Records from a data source
※ ※ ※

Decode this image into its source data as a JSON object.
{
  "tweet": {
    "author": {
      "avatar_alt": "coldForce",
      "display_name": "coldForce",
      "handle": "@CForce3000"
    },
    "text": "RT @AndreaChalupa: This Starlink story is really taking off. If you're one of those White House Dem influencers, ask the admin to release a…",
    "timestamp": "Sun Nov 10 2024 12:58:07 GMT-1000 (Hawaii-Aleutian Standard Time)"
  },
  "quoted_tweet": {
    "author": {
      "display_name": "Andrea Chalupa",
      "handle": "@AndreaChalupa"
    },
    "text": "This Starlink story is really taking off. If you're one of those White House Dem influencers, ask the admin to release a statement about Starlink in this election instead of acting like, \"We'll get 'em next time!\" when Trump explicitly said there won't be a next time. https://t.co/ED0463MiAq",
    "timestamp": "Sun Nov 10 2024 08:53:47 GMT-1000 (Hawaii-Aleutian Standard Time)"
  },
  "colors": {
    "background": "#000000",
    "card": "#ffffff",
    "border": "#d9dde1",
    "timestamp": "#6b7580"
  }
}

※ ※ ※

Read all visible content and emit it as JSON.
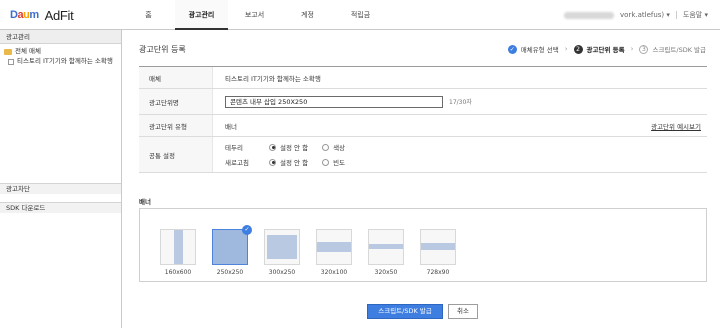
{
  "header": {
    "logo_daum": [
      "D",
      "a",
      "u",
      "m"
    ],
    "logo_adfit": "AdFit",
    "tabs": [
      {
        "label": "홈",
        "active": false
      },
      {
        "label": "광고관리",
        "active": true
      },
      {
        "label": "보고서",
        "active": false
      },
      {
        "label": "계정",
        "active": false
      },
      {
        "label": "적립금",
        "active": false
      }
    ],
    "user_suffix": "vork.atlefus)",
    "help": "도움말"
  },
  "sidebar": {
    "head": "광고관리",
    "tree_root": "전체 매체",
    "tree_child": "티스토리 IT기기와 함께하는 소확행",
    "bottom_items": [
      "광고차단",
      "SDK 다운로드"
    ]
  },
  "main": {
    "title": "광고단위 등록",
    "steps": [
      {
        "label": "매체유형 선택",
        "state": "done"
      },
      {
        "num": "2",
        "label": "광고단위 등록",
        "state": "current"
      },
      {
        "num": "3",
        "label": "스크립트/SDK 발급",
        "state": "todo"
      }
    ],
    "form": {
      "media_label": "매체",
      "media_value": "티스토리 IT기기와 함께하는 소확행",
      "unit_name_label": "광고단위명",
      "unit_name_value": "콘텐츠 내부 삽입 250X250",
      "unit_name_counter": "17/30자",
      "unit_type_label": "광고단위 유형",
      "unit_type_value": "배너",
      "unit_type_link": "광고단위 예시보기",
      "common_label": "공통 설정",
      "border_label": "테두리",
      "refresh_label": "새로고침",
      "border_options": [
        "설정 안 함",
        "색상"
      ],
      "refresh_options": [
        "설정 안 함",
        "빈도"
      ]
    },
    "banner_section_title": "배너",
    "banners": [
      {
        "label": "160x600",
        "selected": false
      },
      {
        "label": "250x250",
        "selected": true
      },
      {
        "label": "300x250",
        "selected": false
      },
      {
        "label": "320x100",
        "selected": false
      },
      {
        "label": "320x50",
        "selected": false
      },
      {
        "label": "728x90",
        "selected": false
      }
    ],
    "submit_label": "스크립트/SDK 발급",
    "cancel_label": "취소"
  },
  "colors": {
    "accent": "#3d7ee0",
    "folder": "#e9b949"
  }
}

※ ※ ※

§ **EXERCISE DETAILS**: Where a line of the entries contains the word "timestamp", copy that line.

§ **REPLY**:
    "timestamp": "Sun Nov 10 2024 12:58:07 GMT-1000 (Hawaii-Aleutian Standard Time)"
    "timestamp": "Sun Nov 10 2024 08:53:47 GMT-1000 (Hawaii-Aleutian Standard Time)"
    "timestamp": "#6b7580"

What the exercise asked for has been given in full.